PHOENIX -- It makes total sense that this WNBA Western Conference finals should go to three games. In fact, it's too bad it can't go longer.
"This feels like a championship [series]," Los Angeles' Lisa Leslie said after the Sparks' 87-76 victory Friday at US Airways Center tied the matchup at 1-1. "We're working really hard; both teams are. The best team will win [Saturday], and the team that wins will win the WNBA championship. I believe that."
Leslie then added with a chuckle, "Of course, I'm from the West, so I have to believe that."
Well, either Indiana or Detroit -- which also are going the distance in the East finals, thanks to the Fever's series-tying 79-75 win Friday -- will have something to say about that. But it just takes a glance out on the floor when the Sparks and Mercury are playing each other to confirm why Leslie feels that way. Everywhere you look, there's a great player. They're all over the place.
What will make the difference is what style most of Game 3 is. The Mercury want the pace to be breakneck, and the Sparks want it to be more deliberate. The first game of the series went just like the Mercury prefers, as Phoenix won 103-94. Friday's contest was much more to the liking of the Sparks; it was just the fourth time this season that Phoenix was held to fewer than 80 points.
"We never got in our style of play," Mercury coach Corey Gaines said. "We'll be ready [Saturday]."
Mercury star Diana Taurasi, who had 25 points and five rebounds before fouling out, said that Phoenix's offense suffered because the defense just wasn't that good.
"When we're playing really well, we get opportunities on the defensive side," she said. "We find a way, and today we didn't find a way.
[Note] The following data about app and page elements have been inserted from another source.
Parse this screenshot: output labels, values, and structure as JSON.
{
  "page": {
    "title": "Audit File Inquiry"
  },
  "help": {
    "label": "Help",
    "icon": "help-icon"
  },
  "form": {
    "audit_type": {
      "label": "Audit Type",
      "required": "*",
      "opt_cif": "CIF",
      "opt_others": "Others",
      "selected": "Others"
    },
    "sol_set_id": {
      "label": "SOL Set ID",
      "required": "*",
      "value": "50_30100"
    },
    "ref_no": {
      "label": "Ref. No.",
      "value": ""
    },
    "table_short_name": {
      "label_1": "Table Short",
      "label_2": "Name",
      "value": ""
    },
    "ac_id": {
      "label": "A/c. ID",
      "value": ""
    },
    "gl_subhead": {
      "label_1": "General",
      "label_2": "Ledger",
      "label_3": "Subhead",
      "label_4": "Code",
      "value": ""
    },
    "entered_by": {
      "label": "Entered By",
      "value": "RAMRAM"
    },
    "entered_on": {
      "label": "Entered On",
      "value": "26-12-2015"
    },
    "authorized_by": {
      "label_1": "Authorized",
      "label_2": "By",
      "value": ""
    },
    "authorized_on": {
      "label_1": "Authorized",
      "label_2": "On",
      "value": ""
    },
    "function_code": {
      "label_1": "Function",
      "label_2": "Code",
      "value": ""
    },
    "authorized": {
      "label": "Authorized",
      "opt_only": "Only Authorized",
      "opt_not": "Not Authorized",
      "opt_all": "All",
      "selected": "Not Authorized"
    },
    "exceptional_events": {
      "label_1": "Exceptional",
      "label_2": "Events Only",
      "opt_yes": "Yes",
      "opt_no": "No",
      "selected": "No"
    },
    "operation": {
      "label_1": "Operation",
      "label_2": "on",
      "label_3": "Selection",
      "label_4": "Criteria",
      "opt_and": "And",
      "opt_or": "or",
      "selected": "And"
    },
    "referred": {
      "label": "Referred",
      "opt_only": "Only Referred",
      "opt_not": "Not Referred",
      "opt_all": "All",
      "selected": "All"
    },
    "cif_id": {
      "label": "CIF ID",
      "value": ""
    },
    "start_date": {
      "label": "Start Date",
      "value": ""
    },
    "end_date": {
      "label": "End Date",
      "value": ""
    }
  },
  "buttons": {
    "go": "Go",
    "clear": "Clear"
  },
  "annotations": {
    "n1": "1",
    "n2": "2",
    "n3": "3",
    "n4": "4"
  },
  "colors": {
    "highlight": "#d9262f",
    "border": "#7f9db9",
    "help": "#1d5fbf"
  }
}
When we did, it was a little bit too late."
The Mercury also just flat-out didn't shoot well, with Cappie Pondexter (5 of 16) and Penny Taylor (2 of 10) just seeming off most of the night. Pondexter seemed to be trying to get the right feel for her shots, but it was never really quite there for her.
Before the game, Leslie stressed that studying the mistakes the Sparks made against Phoenix on Wednesday gave them a clear view of what they had to do.
"We know we can't allow them to shoot that way from the 3-point line," Leslie said of the 14-of-30 performance the Mercury had in Game 1. "I feel our team can beat this team, but they are awesome. They shoot the ball so well, and they've played great basketball. But I think it's our motto this year that we've got to find a way to win."
Usually, the path that works for the Sparks is to get the advantage on the boards, pass for high-percentage shots and rely on the versatility of what's likely as good a collection of four post players as there has ever been on one team in the WNBA: Leslie, Tina Thompson, DeLisha Milton-Jones and Candace Parker.
The first three are longtime veterans who already have WNBA championship rings. Parker is looking for her first one to add to something she has that the other three don't (and won't ever again have a chance to get): an NCAA title. Parker has two of those.
There is an extremely high basketball IQ among those four, and that's what can frustrate all of them at times: when the Sparks don't play smart.
"I feel like this is a very smart team when we try to be smart," Parker said. "When we want to do it. We didn't do that as well [Wednesday]."
Still, as much as Game 1 went to Phoenix's preferred pace, the Sparks were in it until the end. Parker missed a game-tying shot with 1 minute, 22 seconds left that stuck in her mind.
"We had opportunities in that game," she said. "I was living that layup over and over in my head. I was thinking about all those 3-pointers where we came into help and didn't get back out. All the things we didn't do that we could have."
But that wasn't the case Friday, when the Sparks were sharp from the beginning and never let themselves get too far adrift.
"We came out and put the pressure on them, that was the key," Parker said. "We actually paid attention to detail -- and it's funny that when you have to, you pay attention to it.
"We have to run them off the 3-point line. We got a little sloppy at times, but we regained our focus and didn't allow that to keep happening."
Meanwhile, the Mercury know that it relies less on the details and more on letting its stars do what they do best.
"Basketball comes down to how many plays you make," Taurasi said. "We could talk X's and O's, but at the end of the day, it's how many plays you make."
Mechelle Voepel, a regular contributor to ESPN.com, can be reached at email@example.com. Read her blog at http://voepel.wordpress.com.